* _Task item_
Search the data below, and report every line in which "JSON" occurs.

─── Information provided

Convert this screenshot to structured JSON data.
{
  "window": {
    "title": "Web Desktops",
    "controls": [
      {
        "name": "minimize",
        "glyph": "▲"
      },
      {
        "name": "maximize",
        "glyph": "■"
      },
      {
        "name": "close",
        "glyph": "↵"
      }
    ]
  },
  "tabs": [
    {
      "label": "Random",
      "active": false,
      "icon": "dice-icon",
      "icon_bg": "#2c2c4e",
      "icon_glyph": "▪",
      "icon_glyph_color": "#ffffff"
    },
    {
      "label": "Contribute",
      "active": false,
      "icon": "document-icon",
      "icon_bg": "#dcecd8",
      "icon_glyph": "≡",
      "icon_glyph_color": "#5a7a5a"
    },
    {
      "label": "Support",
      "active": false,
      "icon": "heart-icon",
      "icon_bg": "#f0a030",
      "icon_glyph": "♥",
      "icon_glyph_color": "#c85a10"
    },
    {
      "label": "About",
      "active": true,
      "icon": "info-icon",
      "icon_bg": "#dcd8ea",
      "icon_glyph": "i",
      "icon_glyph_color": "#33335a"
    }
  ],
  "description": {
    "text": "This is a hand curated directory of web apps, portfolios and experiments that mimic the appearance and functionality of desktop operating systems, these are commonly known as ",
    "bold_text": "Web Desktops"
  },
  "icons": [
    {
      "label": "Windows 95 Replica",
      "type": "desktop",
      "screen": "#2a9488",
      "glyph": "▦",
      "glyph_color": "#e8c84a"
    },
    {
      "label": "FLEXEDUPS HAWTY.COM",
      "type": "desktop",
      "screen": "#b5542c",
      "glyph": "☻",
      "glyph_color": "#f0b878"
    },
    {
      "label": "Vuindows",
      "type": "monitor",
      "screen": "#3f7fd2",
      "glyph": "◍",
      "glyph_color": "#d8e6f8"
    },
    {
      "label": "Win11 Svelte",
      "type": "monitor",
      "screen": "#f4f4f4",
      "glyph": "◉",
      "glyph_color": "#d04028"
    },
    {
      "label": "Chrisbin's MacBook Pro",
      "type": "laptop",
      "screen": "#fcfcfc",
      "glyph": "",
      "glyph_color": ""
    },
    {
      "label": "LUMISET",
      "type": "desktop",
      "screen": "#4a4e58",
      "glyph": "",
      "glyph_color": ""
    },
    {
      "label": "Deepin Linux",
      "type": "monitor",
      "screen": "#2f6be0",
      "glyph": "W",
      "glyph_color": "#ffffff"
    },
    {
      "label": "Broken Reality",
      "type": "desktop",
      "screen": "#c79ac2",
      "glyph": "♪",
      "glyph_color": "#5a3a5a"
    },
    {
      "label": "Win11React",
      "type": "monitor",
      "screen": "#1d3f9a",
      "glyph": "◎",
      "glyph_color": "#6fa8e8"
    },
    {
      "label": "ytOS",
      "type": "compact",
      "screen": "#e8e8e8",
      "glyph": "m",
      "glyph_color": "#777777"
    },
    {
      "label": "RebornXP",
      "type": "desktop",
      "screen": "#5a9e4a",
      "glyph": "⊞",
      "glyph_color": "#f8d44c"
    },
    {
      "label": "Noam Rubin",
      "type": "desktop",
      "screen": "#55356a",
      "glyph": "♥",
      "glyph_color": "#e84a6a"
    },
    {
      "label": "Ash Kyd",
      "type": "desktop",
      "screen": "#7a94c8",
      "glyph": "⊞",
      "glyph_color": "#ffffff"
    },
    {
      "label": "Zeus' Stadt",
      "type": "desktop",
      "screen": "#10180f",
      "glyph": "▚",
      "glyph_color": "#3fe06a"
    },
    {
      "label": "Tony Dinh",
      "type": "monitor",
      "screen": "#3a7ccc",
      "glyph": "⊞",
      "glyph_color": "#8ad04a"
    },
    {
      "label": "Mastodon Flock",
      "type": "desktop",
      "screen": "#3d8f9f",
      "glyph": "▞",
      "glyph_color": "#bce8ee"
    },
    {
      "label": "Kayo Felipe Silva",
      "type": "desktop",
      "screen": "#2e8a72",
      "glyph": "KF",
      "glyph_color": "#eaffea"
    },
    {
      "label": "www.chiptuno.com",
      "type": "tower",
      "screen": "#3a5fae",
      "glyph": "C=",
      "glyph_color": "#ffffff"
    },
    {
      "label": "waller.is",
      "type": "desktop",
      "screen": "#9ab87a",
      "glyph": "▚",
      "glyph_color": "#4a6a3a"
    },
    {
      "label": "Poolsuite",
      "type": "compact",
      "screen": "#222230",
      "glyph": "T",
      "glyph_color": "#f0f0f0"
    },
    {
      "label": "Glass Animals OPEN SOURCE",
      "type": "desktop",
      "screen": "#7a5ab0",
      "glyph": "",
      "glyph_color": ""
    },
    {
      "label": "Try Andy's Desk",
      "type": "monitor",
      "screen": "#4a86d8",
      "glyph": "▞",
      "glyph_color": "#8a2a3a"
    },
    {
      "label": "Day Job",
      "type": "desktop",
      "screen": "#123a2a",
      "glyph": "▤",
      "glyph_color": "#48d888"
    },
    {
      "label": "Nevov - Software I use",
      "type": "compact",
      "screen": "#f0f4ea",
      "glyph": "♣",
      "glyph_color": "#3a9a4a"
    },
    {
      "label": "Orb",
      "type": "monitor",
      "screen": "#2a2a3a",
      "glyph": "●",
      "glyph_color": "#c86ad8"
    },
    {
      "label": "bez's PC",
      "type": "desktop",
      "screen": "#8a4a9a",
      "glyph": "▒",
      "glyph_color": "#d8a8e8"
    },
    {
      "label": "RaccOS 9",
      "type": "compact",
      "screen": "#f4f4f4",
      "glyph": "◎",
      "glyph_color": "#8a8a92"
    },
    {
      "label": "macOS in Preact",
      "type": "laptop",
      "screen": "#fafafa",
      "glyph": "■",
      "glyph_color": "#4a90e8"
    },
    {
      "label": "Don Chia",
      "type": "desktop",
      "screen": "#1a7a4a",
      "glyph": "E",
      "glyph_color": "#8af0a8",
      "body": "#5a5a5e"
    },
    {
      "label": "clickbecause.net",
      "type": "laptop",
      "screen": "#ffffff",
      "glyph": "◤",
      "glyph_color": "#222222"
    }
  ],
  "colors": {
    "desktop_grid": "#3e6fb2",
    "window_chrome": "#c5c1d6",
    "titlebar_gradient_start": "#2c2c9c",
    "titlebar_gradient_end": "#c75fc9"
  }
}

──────
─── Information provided

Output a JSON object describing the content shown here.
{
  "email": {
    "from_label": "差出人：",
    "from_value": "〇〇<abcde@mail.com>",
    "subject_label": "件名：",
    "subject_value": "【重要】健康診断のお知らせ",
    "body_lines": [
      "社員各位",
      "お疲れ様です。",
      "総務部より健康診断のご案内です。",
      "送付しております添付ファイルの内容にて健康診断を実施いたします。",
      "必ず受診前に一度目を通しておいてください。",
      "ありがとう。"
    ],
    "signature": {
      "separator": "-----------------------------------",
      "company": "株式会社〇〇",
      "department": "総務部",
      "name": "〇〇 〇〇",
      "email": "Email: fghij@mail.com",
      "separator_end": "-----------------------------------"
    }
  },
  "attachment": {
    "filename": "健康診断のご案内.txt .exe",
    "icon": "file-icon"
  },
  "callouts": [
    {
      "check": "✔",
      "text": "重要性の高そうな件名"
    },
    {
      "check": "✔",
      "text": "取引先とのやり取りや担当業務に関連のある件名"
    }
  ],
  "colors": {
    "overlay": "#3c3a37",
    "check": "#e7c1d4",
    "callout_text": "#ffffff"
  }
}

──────
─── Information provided

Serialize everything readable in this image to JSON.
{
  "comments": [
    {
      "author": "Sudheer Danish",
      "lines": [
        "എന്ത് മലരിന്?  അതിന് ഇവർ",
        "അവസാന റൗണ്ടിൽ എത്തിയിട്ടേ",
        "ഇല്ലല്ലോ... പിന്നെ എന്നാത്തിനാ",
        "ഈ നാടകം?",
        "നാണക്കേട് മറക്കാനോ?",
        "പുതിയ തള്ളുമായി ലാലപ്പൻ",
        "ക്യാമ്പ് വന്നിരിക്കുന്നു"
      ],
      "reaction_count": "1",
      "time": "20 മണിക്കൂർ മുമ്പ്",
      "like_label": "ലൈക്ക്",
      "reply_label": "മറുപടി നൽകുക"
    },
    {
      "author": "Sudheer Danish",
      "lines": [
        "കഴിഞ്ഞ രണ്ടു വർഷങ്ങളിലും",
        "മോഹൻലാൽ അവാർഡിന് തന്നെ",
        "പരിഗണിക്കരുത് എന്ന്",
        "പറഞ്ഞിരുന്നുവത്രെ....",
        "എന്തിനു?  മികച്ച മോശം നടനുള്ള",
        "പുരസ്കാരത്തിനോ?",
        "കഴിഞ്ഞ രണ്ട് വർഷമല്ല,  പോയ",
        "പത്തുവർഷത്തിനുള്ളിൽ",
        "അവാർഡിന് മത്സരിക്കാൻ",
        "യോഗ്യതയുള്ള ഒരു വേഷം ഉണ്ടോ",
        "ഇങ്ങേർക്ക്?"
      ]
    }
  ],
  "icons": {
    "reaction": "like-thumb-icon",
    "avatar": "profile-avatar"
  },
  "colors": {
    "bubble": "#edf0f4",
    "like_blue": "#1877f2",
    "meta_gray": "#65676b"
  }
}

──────

* _Solution_
Convert this screenshot to structured JSON data.
Output a JSON object describing the content shown here.
Serialize everything readable in this image to JSON.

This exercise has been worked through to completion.